> The data
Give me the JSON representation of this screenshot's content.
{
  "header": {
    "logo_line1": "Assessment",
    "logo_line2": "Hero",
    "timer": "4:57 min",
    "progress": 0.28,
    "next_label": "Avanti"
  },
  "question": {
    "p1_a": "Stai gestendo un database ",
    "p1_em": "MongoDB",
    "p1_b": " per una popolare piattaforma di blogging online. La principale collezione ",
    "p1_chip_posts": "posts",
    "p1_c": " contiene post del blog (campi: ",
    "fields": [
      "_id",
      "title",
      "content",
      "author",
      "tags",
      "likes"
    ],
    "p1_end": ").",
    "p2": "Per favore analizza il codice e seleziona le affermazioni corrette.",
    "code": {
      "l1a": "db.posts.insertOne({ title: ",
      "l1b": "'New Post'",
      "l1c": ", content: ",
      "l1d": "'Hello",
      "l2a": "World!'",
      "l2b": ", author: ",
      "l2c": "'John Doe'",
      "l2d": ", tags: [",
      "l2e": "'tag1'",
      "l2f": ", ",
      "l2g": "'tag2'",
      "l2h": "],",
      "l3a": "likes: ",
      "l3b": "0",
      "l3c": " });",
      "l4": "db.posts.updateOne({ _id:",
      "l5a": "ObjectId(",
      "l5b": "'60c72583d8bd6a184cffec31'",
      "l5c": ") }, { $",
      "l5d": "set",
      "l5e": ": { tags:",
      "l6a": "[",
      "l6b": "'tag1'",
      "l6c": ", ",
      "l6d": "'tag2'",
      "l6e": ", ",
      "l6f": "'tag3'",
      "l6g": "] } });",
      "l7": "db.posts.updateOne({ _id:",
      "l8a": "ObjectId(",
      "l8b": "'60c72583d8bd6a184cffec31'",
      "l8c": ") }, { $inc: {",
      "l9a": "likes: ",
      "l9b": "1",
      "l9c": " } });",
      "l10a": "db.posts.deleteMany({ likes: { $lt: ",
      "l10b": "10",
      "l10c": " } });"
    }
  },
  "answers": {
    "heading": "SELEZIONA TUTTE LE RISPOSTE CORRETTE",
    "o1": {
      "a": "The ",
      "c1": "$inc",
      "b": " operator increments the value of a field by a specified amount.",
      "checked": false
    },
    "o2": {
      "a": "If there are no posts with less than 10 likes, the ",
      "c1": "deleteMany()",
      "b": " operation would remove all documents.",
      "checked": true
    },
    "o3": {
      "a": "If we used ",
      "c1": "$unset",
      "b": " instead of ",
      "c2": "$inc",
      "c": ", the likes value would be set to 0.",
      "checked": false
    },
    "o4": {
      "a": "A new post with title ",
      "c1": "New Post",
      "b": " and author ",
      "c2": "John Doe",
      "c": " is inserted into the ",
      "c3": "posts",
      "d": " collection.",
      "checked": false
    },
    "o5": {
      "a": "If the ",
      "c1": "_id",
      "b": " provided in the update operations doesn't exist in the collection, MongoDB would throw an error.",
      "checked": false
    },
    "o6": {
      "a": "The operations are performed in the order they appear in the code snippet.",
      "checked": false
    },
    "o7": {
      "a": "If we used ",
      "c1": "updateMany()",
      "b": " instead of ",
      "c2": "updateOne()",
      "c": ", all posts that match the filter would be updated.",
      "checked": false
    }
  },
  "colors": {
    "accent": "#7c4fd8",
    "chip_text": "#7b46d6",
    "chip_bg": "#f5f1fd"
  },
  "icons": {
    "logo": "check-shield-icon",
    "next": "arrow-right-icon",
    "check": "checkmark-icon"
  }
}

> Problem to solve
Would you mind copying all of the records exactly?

> Exercise output
Give me the JSON representation of this screenshot's content.
{
  "header": {
    "logo_line1": "Assessment",
    "logo_line2": "Hero",
    "timer": "4:57 min",
    "progress": 0.28,
    "next_label": "Avanti"
  },
  "question": {
    "p1_a": "Stai gestendo un database ",
    "p1_em": "MongoDB",
    "p1_b": " per una popolare piattaforma di blogging online. La principale collezione ",
    "p1_chip_posts": "posts",
    "p1_c": " contiene post del blog (campi: ",
    "fields": [
      "_id",
      "title",
      "content",
      "author",
      "tags",
      "likes"
    ],
    "p1_end": ").",
    "p2": "Per favore analizza il codice e seleziona le affermazioni corrette.",
    "code": {
      "l1a": "db.posts.insertOne({ title: ",
      "l1b": "'New Post'",
      "l1c": ", content: ",
      "l1d": "'Hello",
      "l2a": "World!'",
      "l2b": ", author: ",
      "l2c": "'John Doe'",
      "l2d": ", tags: [",
      "l2e": "'tag1'",
      "l2f": ", ",
      "l2g": "'tag2'",
      "l2h": "],",
      "l3a": "likes: ",
      "l3b": "0",
      "l3c": " });",
      "l4": "db.posts.updateOne({ _id:",
      "l5a": "ObjectId(",
      "l5b": "'60c72583d8bd6a184cffec31'",
      "l5c": ") }, { $",
      "l5d": "set",
      "l5e": ": { tags:",
      "l6a": "[",
      "l6b": "'tag1'",
      "l6c": ", ",
      "l6d": "'tag2'",
      "l6e": ", ",
      "l6f": "'tag3'",
      "l6g": "] } });",
      "l7": "db.posts.updateOne({ _id:",
      "l8a": "ObjectId(",
      "l8b": "'60c72583d8bd6a184cffec31'",
      "l8c": ") }, { $inc: {",
      "l9a": "likes: ",
      "l9b": "1",
      "l9c": " } });",
      "l10a": "db.posts.deleteMany({ likes: { $lt: ",
      "l10b": "10",
      "l10c": " } });"
    }
  },
  "answers": {
    "heading": "SELEZIONA TUTTE LE RISPOSTE CORRETTE",
    "o1": {
      "a": "The ",
      "c1": "$inc",
      "b": " operator increments the value of a field by a specified amount.",
      "checked": false
    },
    "o2": {
      "a": "If there are no posts with less than 10 likes, the ",
      "c1": "deleteMany()",
      "b": " operation would remove all documents.",
      "checked": true
    },
    "o3": {
      "a": "If we used ",
      "c1": "$unset",
      "b": " instead of ",
      "c2": "$inc",
      "c": ", the likes value would be set to 0.",
      "checked": false
    },
    "o4": {
      "a": "A new post with title ",
      "c1": "New Post",
      "b": " and author ",
      "c2": "John Doe",
      "c": " is inserted into the ",
      "c3": "posts",
      "d": " collection.",
      "checked": false
    },
    "o5": {
      "a": "If the ",
      "c1": "_id",
      "b": " provided in the update operations doesn't exist in the collection, MongoDB would throw an error.",
      "checked": false
    },
    "o6": {
      "a": "The operations are performed in the order they appear in the code snippet.",
      "checked": false
    },
    "o7": {
      "a": "If we used ",
      "c1": "updateMany()",
      "b": " instead of ",
      "c2": "updateOne()",
      "c": ", all posts that match the filter would be updated.",
      "checked": false
    }
  },
  "colors": {
    "accent": "#7c4fd8",
    "chip_text": "#7b46d6",
    "chip_bg": "#f5f1fd"
  },
  "icons": {
    "logo": "check-shield-icon",
    "next": "arrow-right-icon",
    "check": "checkmark-icon"
  }
}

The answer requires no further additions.